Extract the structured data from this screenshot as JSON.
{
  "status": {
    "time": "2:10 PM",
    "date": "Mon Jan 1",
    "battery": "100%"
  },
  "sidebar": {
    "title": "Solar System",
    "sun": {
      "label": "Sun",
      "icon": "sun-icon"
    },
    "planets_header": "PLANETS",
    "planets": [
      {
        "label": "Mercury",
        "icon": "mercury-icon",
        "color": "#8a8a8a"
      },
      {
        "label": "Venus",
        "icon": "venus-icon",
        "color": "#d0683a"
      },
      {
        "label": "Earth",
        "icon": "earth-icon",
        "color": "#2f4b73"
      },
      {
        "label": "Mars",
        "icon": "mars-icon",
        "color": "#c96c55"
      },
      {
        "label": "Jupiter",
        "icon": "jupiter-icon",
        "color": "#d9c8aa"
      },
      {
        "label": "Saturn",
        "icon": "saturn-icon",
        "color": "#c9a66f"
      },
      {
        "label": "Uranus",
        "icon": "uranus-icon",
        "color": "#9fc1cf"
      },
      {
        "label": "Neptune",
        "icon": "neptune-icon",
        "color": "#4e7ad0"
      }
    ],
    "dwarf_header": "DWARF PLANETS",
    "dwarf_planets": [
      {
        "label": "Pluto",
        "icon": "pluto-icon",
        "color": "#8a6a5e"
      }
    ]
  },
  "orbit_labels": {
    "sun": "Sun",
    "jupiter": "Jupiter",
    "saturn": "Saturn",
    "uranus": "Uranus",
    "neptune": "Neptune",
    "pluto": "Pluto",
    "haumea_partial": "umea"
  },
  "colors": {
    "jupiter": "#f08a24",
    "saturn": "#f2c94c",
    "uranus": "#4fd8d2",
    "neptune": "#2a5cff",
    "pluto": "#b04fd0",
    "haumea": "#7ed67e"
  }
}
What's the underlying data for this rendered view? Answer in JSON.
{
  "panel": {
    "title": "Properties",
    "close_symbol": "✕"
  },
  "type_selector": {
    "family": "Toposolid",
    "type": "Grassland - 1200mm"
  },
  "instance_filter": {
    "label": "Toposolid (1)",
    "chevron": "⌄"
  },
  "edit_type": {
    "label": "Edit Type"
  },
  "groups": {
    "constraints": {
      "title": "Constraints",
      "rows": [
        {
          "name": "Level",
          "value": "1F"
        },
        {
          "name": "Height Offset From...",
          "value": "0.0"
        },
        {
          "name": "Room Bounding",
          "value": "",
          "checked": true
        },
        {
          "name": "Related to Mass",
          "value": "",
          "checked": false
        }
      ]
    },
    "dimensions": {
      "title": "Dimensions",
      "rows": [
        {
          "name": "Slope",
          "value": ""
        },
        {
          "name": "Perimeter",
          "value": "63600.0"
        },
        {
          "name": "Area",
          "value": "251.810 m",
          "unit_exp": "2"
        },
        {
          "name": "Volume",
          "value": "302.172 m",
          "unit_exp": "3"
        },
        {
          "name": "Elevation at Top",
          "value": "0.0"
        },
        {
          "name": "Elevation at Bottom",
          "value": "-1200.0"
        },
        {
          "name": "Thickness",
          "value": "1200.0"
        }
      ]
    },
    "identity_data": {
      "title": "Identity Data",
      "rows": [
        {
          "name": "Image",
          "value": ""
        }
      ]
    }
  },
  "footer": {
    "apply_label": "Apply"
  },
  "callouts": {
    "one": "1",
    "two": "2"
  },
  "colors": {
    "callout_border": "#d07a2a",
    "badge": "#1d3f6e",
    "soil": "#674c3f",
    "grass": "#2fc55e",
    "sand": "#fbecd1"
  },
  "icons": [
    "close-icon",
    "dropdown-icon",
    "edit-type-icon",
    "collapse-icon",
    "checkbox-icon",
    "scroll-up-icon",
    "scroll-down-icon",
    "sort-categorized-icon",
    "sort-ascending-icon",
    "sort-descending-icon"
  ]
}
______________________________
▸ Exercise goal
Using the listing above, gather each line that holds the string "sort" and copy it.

▸ Reply to the exercise
    "sort-categorized-icon",
    "sort-ascending-icon",
    "sort-descending-icon"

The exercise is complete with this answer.